In The Times, Anahad O Connor s Really? column cautions that numerous studies have yielded mixed results but emphasizes that most of the research he reviewed does not demonstrate an increase in hospital mortality rates in July. Supporting this stance, O Connor cites a University of Michigan study published in the Annals of Surgery that found no significant monthly or seasonal variation in operative mortality rates among 320,000 surgical patients followed over three years.
But, says ACSH s Dr. Gilbert Ross, surgical services are less susceptible than other specialties to the effects of trainee turnover: First year residents are hardly allowed in operating rooms anyway, so there should really be minimal change in surgical errors as a result of an influx of new residents.
Though O Connor does reference other studies as well, he fails to note the most recent research published in the Annals of Internal Medicine. Led by Dr. John Q. Young of the Department of Psychiatry at the University of California in San Francisco School of Medicine, researchers reviewed 39 studies and found ample evidence of the July Effect. The study noted increased patient mortality as well as evidence of lower efficiency as measured by duration of hospital stay, surgical times, and hospital charges during the month in question.
These results do not surprise Dr. Ross, who notes that first year residents have less training, confidence, and experience, so this change in hospital personnel will surely result in some disruption in quality of patient care. However, most hospitals take preemptive measures, such as altering rounding practices or staggering start schedules, to mitigate the adverse effects of trainee changeover. These measures must be rigorously implemented, given the findings in the Annals study.

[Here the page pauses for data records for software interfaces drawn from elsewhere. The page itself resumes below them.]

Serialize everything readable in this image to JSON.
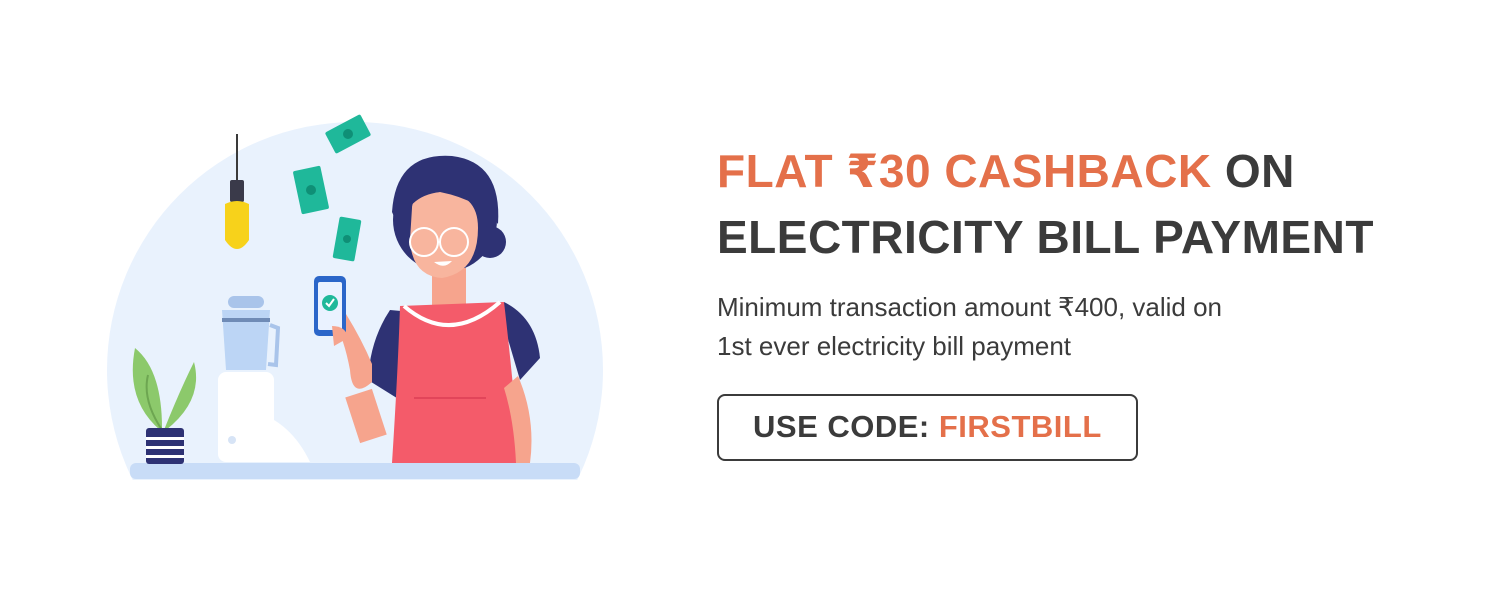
{
  "offer": {
    "headline_accent": "FLAT ₹30 CASHBACK",
    "headline_rest_line1": " ON",
    "headline_line2": "ELECTRICITY BILL PAYMENT",
    "description_line1": "Minimum transaction amount ₹400, valid on",
    "description_line2": "1st ever electricity bill payment",
    "code_label": "USE CODE: ",
    "code_value": "FIRSTBILL"
  },
  "colors": {
    "accent": "#e4704a",
    "text": "#3b3b3b",
    "circle_bg": "#e8f1fd",
    "shirt_sleeve": "#2e3274",
    "dress": "#f45b6a",
    "money": "#1fb89a",
    "bulb": "#f7d21b"
  },
  "icons": [
    "light-bulb-icon",
    "money-note-icon",
    "phone-check-icon",
    "plant-icon",
    "blender-icon"
  ]
}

But patients should be proactive as well, says Dr. Ross. Make sure you redouble your efforts to avoid hospital errors by asking about medications and ensuring you re provided with the right drugs. He adds, Also, stay out of the hospital unless you absolutely have to, especially in July.